→ Exercise details: Copy every line below. Do not alter any of them.

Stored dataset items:
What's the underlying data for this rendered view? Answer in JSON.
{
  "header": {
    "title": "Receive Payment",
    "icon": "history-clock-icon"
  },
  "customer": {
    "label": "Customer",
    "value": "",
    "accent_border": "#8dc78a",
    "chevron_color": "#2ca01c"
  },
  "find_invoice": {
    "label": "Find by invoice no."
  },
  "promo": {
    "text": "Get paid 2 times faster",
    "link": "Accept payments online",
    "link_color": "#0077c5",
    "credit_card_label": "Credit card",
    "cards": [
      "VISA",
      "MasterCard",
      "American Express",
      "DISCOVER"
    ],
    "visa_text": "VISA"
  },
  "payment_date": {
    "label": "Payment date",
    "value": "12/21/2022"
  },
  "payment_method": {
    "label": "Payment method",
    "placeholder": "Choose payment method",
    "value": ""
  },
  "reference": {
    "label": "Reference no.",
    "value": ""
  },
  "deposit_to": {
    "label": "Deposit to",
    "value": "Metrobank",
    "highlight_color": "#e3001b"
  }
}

→ Result of the exercise:
What's the underlying data for this rendered view? Answer in JSON.
{
  "header": {
    "title": "Receive Payment",
    "icon": "history-clock-icon"
  },
  "customer": {
    "label": "Customer",
    "value": "",
    "accent_border": "#8dc78a",
    "chevron_color": "#2ca01c"
  },
  "find_invoice": {
    "label": "Find by invoice no."
  },
  "promo": {
    "text": "Get paid 2 times faster",
    "link": "Accept payments online",
    "link_color": "#0077c5",
    "credit_card_label": "Credit card",
    "cards": [
      "VISA",
      "MasterCard",
      "American Express",
      "DISCOVER"
    ],
    "visa_text": "VISA"
  },
  "payment_date": {
    "label": "Payment date",
    "value": "12/21/2022"
  },
  "payment_method": {
    "label": "Payment method",
    "placeholder": "Choose payment method",
    "value": ""
  },
  "reference": {
    "label": "Reference no.",
    "value": ""
  },
  "deposit_to": {
    "label": "Deposit to",
    "value": "Metrobank",
    "highlight_color": "#e3001b"
  }
}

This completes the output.